Data excerpts START

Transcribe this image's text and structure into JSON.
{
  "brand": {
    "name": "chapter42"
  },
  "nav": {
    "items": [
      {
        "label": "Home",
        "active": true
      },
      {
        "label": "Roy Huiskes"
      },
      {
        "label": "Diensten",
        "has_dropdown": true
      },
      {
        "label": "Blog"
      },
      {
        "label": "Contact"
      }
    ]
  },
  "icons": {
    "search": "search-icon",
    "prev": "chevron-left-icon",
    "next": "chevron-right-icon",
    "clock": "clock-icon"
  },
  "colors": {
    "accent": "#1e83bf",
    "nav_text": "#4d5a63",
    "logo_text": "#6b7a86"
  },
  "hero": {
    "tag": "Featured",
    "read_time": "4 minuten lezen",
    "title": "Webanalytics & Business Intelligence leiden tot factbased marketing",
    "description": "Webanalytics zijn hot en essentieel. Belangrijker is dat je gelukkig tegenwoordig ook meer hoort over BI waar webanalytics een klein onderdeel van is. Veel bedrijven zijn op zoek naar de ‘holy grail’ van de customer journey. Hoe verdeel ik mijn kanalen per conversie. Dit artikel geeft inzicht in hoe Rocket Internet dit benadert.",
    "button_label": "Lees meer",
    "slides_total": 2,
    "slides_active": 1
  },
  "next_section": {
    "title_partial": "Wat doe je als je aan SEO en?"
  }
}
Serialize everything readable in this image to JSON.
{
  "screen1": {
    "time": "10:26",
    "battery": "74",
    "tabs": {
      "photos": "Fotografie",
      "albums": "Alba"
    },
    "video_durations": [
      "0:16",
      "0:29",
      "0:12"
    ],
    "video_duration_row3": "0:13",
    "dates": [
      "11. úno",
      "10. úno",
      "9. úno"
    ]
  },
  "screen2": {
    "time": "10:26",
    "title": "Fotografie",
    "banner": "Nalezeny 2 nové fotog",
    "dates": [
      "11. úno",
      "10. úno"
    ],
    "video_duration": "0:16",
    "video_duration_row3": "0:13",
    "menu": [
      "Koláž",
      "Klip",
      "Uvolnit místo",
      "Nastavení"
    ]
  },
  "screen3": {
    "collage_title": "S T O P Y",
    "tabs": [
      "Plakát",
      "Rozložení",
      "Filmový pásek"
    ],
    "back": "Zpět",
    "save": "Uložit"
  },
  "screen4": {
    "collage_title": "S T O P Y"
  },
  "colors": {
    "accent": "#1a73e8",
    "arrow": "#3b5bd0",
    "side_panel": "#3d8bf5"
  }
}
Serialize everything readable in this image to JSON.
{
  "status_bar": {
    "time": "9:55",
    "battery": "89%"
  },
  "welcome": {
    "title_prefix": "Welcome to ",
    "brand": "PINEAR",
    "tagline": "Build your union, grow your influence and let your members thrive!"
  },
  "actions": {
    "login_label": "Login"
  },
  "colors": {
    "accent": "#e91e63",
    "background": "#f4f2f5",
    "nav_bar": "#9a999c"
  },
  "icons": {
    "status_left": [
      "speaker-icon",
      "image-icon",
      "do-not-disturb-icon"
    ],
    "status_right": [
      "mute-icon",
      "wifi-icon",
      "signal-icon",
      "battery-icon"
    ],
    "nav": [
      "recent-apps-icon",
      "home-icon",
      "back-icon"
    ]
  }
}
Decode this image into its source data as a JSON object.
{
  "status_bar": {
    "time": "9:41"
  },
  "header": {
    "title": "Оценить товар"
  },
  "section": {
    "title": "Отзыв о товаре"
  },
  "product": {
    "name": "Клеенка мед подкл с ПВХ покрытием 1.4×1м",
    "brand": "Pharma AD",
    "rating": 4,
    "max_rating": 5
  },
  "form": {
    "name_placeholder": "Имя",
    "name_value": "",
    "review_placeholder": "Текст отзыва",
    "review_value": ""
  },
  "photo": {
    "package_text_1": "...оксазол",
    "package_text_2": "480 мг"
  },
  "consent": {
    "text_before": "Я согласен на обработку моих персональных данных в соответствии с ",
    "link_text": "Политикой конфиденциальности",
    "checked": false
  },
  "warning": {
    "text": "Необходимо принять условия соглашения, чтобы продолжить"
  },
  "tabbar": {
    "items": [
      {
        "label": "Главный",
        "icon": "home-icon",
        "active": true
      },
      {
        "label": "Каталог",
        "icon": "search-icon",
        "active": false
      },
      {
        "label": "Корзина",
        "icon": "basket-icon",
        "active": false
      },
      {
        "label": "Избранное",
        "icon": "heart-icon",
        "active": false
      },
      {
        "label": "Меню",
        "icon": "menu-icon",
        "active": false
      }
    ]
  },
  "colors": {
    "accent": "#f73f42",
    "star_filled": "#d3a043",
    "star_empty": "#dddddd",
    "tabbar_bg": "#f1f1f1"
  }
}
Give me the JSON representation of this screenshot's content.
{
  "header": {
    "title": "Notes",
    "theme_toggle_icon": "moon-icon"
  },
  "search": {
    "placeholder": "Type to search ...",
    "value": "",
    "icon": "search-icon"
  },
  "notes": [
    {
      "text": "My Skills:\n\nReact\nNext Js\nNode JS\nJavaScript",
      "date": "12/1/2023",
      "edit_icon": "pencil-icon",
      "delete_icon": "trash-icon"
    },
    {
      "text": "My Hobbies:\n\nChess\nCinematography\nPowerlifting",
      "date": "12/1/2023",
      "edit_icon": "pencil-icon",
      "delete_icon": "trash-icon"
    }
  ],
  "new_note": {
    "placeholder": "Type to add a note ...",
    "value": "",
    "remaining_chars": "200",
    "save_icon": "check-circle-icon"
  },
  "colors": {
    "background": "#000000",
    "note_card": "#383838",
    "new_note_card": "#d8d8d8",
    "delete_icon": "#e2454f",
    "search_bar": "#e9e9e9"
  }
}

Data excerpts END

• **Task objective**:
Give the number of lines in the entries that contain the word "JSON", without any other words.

• **Response area**:
5